Task details:
State the number of lines in the records underneath where the word "selected" turns up, and say nothing else.

The data:
----------------------------------------
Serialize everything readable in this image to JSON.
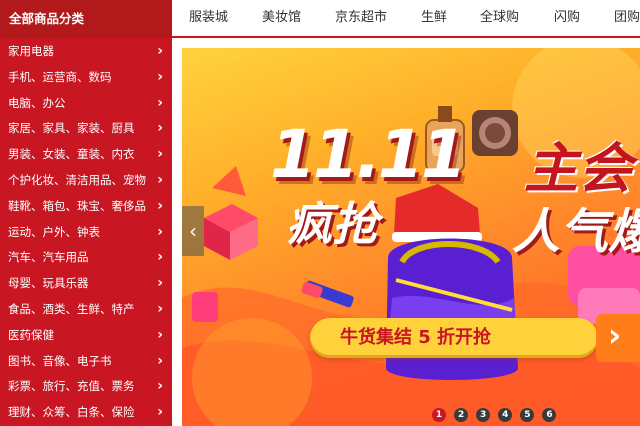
{
  "sidebar": {
    "header": "全部商品分类",
    "arrow": "›",
    "items": [
      {
        "label": "家用电器"
      },
      {
        "label": "手机、运营商、数码"
      },
      {
        "label": "电脑、办公"
      },
      {
        "label": "家居、家具、家装、厨具"
      },
      {
        "label": "男装、女装、童装、内衣"
      },
      {
        "label": "个护化妆、清洁用品、宠物"
      },
      {
        "label": "鞋靴、箱包、珠宝、奢侈品"
      },
      {
        "label": "运动、户外、钟表"
      },
      {
        "label": "汽车、汽车用品"
      },
      {
        "label": "母婴、玩具乐器"
      },
      {
        "label": "食品、酒类、生鲜、特产"
      },
      {
        "label": "医药保健"
      },
      {
        "label": "图书、音像、电子书"
      },
      {
        "label": "彩票、旅行、充值、票务"
      },
      {
        "label": "理财、众筹、白条、保险"
      }
    ]
  },
  "topnav": {
    "items": [
      {
        "label": "服装城"
      },
      {
        "label": "美妆馆"
      },
      {
        "label": "京东超市"
      },
      {
        "label": "生鲜"
      },
      {
        "label": "全球购"
      },
      {
        "label": "闪购"
      },
      {
        "label": "团购"
      }
    ]
  },
  "banner": {
    "headline_date": "11.11",
    "headline_main": "主会",
    "headline_crazy": "疯抢",
    "headline_pop": "人气爆",
    "cta_text": "牛货集结 5 折开抢",
    "cta_arrow": "›",
    "prev_arrow": "‹",
    "dots": [
      "1",
      "2",
      "3",
      "4",
      "5",
      "6"
    ],
    "active_dot": 1,
    "colors": {
      "brand_red": "#c81623",
      "cta_yellow": "#ffd23c",
      "cta_orange": "#ff7d1a"
    }
  }
}
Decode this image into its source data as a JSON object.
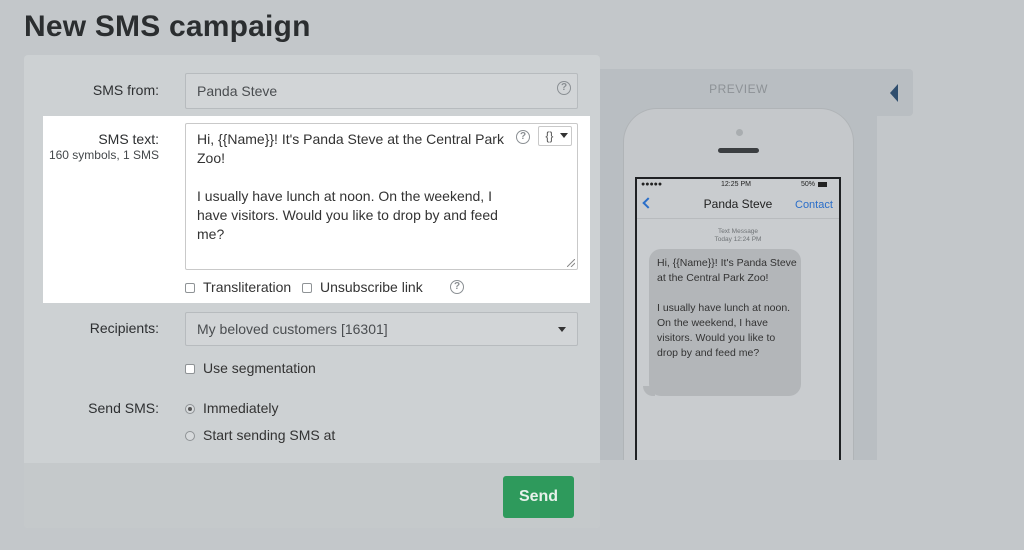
{
  "page": {
    "title": "New SMS campaign"
  },
  "form": {
    "sms_from": {
      "label": "SMS from:",
      "value": "Panda Steve"
    },
    "sms_text": {
      "label": "SMS text:",
      "counter": "160 symbols, 1 SMS",
      "value": "Hi, {{Name}}! It's Panda Steve at the Central Park Zoo!\n\nI usually have lunch at noon. On the weekend, I have visitors. Would you like to drop by and feed me?",
      "variable_button": "{}"
    },
    "options": {
      "transliteration": {
        "label": "Transliteration",
        "checked": false
      },
      "unsubscribe": {
        "label": "Unsubscribe link",
        "checked": false
      }
    },
    "recipients": {
      "label": "Recipients:",
      "value": "My beloved customers [16301]"
    },
    "segmentation": {
      "label": "Use segmentation",
      "checked": false
    },
    "send_sms": {
      "label": "Send SMS:",
      "options": [
        {
          "label": "Immediately",
          "selected": true
        },
        {
          "label": "Start sending SMS at",
          "selected": false
        }
      ]
    },
    "send_button": "Send"
  },
  "preview": {
    "title": "PREVIEW",
    "status": {
      "carrier": "●●●●● ",
      "time": "12:25 PM",
      "battery": "50%"
    },
    "contact_name": "Panda Steve",
    "contact_link": "Contact",
    "meta_line1": "Text Message",
    "meta_line2": "Today 12:24 PM",
    "message": "Hi, {{Name}}! It's Panda Steve at the Central Park Zoo!\n\nI usually have lunch at noon. On the weekend, I have visitors. Would you like to drop by and feed me?"
  },
  "icons": {
    "help": "question-circle",
    "dropdown": "caret-down",
    "collapse": "triangle-left"
  }
}
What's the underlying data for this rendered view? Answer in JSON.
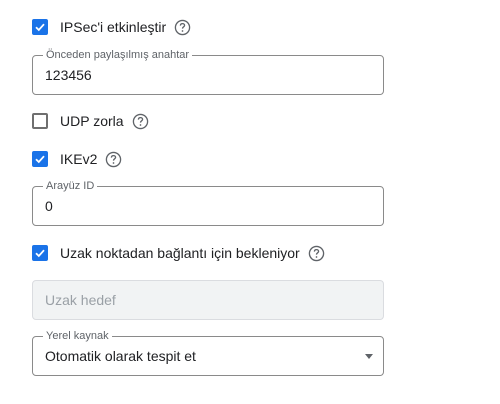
{
  "ipsec": {
    "label": "IPSec'i etkinleştir",
    "checked": true
  },
  "psk": {
    "legend": "Önceden paylaşılmış anahtar",
    "value": "123456"
  },
  "udp": {
    "label": "UDP zorla",
    "checked": false
  },
  "ikev2": {
    "label": "IKEv2",
    "checked": true
  },
  "interface_id": {
    "legend": "Arayüz ID",
    "value": "0"
  },
  "wait_remote": {
    "label": "Uzak noktadan bağlantı için bekleniyor",
    "checked": true
  },
  "remote_target": {
    "placeholder": "Uzak hedef"
  },
  "local_source": {
    "legend": "Yerel kaynak",
    "selected": "Otomatik olarak tespit et"
  },
  "colors": {
    "accent": "#1a73e8",
    "border": "#8a8a8a",
    "disabled_bg": "#f1f3f4"
  },
  "icons": {
    "help": "help-circle-icon",
    "check": "check-icon",
    "dropdown": "dropdown-arrow-icon"
  }
}
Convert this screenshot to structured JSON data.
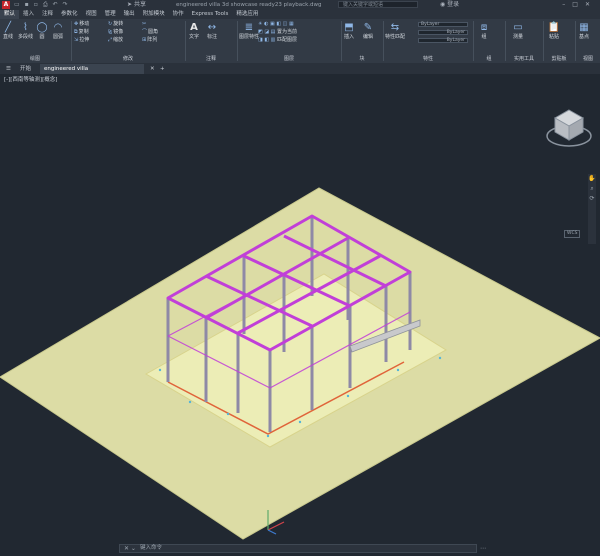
{
  "app": {
    "doc_title": "engineered villa 3d showcase ready23 playback.dwg",
    "share_label": "共享",
    "search_placeholder": "键入关键字或短语",
    "login_label": "登录",
    "logo_letter": "A"
  },
  "menu": [
    "默认",
    "插入",
    "注释",
    "参数化",
    "视图",
    "管理",
    "输出",
    "附加模块",
    "协作",
    "Express Tools",
    "精选应用"
  ],
  "ribbon": {
    "draw": {
      "line": "直线",
      "polyline": "多段线",
      "circle": "圆",
      "arc": "圆弧",
      "label": "绘图"
    },
    "modify": {
      "move": "移动",
      "rotate": "旋转",
      "copy": "复制",
      "mirror": "镜像",
      "stretch": "拉伸",
      "scale": "缩放",
      "fillet": "圆角",
      "array": "阵列",
      "label": "修改"
    },
    "annotation": {
      "text": "文字",
      "dimension": "标注",
      "label": "注释"
    },
    "layers": {
      "layer_props": "图层特性",
      "make_current": "置为当前",
      "match": "匹配图层",
      "label": "图层"
    },
    "block": {
      "insert": "插入",
      "edit": "编辑",
      "label": "块"
    },
    "properties": {
      "match_props": "特性匹配",
      "bylayer1": "ByLayer",
      "bylayer2": "ByLayer",
      "bylayer3": "ByLayer",
      "label": "特性"
    },
    "groups": {
      "group": "组",
      "label": "组"
    },
    "utilities": {
      "measure": "测量",
      "label": "实用工具"
    },
    "clipboard": {
      "paste": "粘贴",
      "label": "剪贴板"
    },
    "view": {
      "base": "基点",
      "label": "视图"
    }
  },
  "tabs": {
    "start": "开始",
    "active_doc": "engineered villa _..e_ready23_playback"
  },
  "viewport": {
    "label": "[-][西南等轴测][概念]",
    "viewcube_label": "WCS"
  },
  "command": {
    "placeholder": "键入命令"
  },
  "colors": {
    "frame_magenta": "#c13fd8",
    "ground": "#dcdca5",
    "slab": "#ecedb6",
    "background": "#212831"
  }
}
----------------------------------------
Your response:
3